(Data records)
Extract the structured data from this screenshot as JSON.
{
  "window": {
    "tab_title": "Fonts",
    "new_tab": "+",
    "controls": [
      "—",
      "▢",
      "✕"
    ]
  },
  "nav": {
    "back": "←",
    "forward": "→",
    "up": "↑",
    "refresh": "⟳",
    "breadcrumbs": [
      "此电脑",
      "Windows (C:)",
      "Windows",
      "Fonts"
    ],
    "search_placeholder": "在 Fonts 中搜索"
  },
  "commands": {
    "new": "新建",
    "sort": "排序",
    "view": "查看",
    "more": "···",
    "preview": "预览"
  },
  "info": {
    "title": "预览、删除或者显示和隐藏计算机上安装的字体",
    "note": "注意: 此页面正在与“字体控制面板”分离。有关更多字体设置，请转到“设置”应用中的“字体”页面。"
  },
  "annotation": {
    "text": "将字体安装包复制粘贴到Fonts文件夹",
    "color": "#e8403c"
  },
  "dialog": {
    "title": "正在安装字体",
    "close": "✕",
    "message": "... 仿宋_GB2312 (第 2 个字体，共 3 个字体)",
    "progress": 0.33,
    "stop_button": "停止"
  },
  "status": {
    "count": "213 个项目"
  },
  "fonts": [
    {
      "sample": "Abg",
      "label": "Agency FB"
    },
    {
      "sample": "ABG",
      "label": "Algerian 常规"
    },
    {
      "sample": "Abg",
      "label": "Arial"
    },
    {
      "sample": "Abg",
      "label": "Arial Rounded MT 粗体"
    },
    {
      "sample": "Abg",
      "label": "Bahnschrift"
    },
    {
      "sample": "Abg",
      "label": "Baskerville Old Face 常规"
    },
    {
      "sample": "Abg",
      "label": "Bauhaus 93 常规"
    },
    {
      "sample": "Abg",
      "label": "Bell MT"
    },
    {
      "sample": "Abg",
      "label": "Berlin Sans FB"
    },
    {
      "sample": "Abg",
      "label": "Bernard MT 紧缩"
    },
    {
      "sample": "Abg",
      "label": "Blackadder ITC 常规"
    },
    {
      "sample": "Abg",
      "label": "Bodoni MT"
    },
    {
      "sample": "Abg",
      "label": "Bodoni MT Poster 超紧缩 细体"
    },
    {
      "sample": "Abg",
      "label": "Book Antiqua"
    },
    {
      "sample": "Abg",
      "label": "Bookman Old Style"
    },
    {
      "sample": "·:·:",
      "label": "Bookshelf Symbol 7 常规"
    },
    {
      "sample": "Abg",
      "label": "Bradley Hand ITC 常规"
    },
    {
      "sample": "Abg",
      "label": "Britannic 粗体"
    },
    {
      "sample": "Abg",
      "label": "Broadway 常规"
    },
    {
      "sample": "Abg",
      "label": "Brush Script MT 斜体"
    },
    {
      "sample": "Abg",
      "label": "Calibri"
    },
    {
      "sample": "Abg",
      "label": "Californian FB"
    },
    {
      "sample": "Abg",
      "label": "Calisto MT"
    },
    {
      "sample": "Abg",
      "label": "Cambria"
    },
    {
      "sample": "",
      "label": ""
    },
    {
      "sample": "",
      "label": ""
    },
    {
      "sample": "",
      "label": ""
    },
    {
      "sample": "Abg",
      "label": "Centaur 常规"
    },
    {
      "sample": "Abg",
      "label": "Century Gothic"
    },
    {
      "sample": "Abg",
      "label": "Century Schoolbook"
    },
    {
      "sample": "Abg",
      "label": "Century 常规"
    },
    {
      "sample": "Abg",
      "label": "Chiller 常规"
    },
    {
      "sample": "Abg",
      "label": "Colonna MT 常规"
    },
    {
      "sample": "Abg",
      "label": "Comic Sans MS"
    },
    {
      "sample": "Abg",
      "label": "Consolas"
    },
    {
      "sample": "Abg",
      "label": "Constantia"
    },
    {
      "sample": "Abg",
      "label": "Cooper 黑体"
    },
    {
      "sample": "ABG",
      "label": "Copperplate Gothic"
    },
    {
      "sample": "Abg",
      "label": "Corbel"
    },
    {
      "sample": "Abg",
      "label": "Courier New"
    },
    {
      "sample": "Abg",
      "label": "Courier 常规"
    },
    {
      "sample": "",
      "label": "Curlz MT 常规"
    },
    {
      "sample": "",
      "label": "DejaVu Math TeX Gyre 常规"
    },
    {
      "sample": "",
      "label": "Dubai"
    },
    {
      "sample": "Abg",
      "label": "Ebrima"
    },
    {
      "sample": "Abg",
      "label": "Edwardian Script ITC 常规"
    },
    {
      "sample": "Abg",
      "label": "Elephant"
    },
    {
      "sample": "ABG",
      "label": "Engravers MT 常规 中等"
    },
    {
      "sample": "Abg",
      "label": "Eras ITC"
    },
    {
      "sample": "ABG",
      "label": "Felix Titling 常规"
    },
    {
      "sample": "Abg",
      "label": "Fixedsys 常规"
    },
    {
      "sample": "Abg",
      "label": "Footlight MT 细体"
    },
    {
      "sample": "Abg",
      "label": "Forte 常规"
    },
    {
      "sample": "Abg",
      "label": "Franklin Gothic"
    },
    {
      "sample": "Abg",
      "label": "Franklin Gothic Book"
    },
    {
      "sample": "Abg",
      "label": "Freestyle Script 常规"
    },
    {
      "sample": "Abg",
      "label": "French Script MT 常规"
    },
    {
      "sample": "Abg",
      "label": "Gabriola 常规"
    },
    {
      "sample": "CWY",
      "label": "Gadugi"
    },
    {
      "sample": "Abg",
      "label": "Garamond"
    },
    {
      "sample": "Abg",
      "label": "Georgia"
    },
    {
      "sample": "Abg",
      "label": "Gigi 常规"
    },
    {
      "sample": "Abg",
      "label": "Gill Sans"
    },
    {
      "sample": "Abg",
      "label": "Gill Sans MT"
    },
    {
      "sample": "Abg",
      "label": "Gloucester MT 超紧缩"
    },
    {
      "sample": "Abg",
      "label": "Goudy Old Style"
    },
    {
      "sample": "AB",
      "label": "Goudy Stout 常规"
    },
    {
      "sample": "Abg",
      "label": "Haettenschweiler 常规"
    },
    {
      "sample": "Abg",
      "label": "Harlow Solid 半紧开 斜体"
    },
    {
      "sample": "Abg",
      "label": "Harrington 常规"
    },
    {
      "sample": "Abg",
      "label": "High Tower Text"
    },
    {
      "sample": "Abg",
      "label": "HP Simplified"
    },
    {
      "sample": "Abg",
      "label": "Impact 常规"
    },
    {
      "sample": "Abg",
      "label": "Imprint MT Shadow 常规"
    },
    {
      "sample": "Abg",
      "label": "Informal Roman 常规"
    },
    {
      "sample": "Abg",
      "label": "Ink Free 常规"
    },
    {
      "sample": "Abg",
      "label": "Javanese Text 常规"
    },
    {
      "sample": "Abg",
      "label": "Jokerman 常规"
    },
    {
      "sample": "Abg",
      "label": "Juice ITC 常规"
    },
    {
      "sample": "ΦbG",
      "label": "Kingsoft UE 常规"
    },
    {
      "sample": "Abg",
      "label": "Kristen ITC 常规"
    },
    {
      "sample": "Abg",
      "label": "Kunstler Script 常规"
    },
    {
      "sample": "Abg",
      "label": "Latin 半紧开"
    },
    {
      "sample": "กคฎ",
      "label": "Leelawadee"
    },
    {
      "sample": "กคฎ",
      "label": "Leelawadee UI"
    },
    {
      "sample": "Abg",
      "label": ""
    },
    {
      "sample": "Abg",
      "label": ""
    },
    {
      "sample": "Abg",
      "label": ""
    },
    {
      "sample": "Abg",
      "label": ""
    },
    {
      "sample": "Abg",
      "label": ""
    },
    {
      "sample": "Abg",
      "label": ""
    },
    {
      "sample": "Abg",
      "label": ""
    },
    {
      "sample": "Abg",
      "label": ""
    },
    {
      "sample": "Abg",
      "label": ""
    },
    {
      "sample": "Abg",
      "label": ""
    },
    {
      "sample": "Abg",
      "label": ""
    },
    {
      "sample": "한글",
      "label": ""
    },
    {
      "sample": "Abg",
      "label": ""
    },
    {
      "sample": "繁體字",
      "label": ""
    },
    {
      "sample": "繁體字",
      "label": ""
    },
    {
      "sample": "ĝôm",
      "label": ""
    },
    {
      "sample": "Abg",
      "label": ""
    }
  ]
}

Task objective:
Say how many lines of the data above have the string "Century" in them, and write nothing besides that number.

Task solution:
3